[Editor's note: In case you were wondering "Po-faced" means someone who has a face like a toilet.] 


  1. There's always some bit of truth in any critique. I'm old enough to have lived through the "preppy" trend of early 80s and I rolled up my pants from 85 to early 1990, so I have no desire to do so again. But I've also been waiting for gingham and cardigans to come back so I can buy some decent fitting versions.

    Every trend (and yes, it's a trend) is based on an existing style. Those styles existed before the trend and exist after the trend dies. Yes, a lot of readers of this blog and others like it were into denim, oxford shirts, waxed cotton, etc. And most will still be into it 5 years from now when it's not in every other store.

    There will always be people who find it easier to complain rather than try to understand. And there are always people who always wear the latest trend and then move on. But I've learned that as you grow up and become secure in your own style, other people's opinions don't matter as much.

  2. This article strikes me as the kind of knee-jerk contrarianism of those who've scented that nothing lasts foreer and want to get a leg up on the new thing so as not to appear behind the times, when the whole point of the heritage movement (and hopefully the part that retains some currency after the trendier elements blow over) is a rejection of the pointless and wasteful speed of the fashion cycle.

    There's always going to be somebody who sets up a straw man so he can knock him down, in this case the reduction of a broad and diverse movement in menswear to a short set of signifiers that he can brand annoying. Incidentally, who the hell wants to be "saved" from good coffee?

    There is a good point to be made in there about oversaturation and encroaching conseratism of taste, and he concedes the good points about craft, sourcing, and durability, but the overall tone of that post is way more smug and annoying than anything he wants to criticize. I'll keep reading Inventory, thanks.

  3. I think it's good that someone's talking about this stuff though.

    You can see my response to the Mononle man article in the post I wrote last week here:

  4. There's an interesting aspect about it (which the MENSWEAR article fails to see imho) - the very idea of this fashion is to be anti-fashion. So, now that it in fact has become the "hot new thing", it is easier to criticize than other fashions that don't claim to be anything else than fashion.
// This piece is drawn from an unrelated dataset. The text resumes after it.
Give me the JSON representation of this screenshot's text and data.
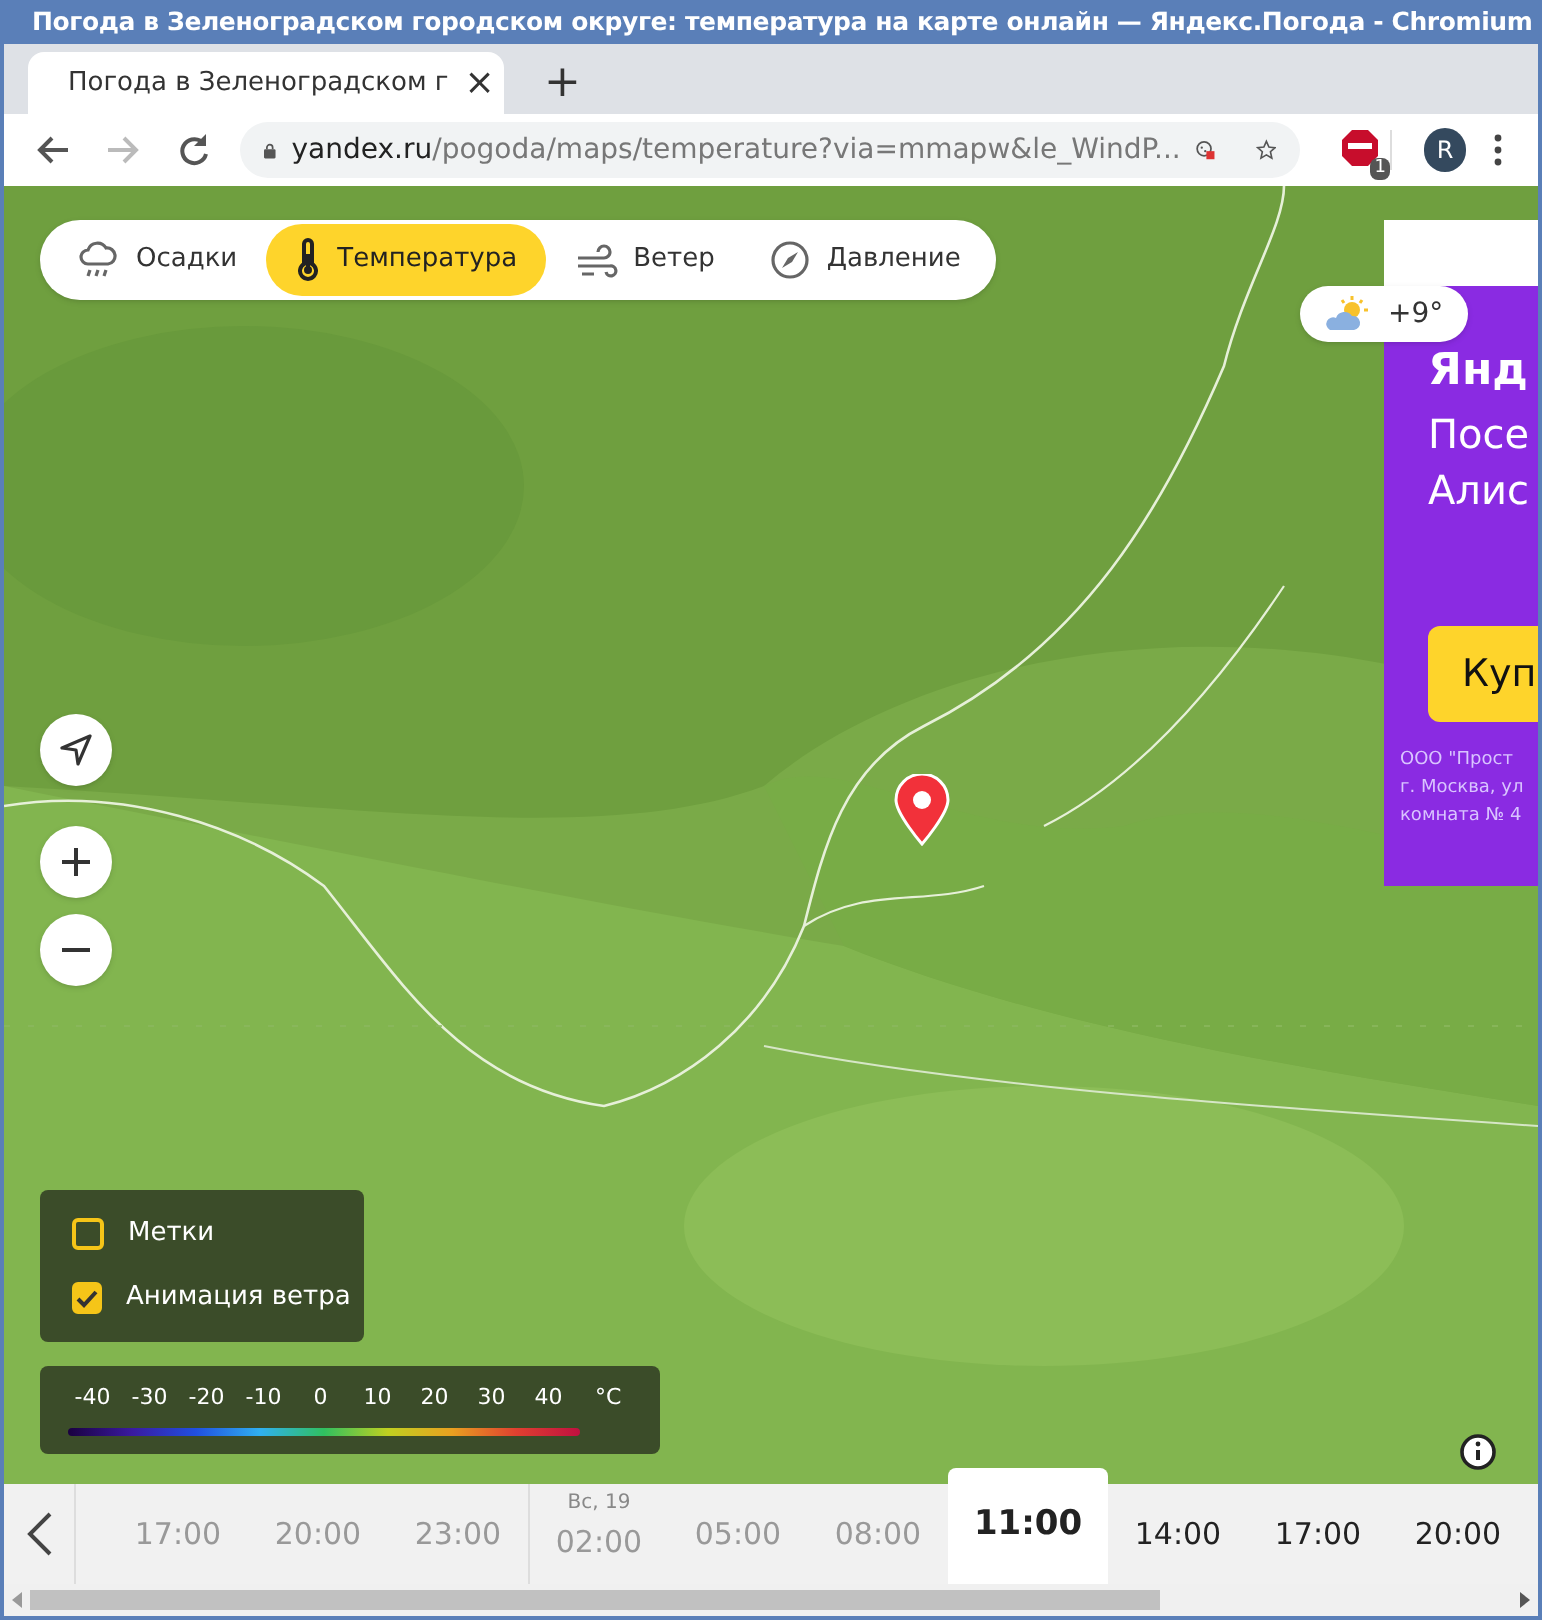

    We wearers of Daiki Suzuki's product are kind of on an implied high horse because we act like we're above fashion, but at the same time many of us (I am looking at the Inventory guys) fail to take it easy and fall back into the same huffin and puffin that annoys us so much about what we think is the "fashion industry".

    Long story short - I don't want to read an "inside" story about Daiki Suzuki or Yuketen, I only want to buy clothes that work for me and what I am. Sure, Engineered Garments makes Madras blazers and Pork Pie hats, but that doesn't mean you must embrace them.

    When I read the article, I immediately had to think "this is about Ry'ON' - it's those kind of people that ruin the look, wearing a EGxBeams+ Safari jacket you got from Japan to grab a coffee downtown will never be cool. Dress for the occasion.

    Then again, look at Suzuki himself - the way he wears his clothes is the way to go. Because he dresses for the occasion and that'll never be "fashionable". To be identified as "fashionable" one must either over- oder underdress. If you hit the middle, you'll always be golden.

  5. I'm glad to see that the look has a name.

  6. To an extent, it strikes me as a reaction against metrosexualism. Things got too ornate, decorated, and delicate, so there's a reaction going towards rugged looking clothing. It seems like an attempt to reclaim a sense of masculinity that has been overlooked in recent years.

    I don't consider myself a Monocle man though. I have read it, but I found it aimed at somebody much richer than I am, somebody who hasn't actually been out chopping down trees or raising cattle (I've done both).

    To me, it's also about nostalgia. I grew up with Maine made shoes and flannel. It's how my father dressed every day.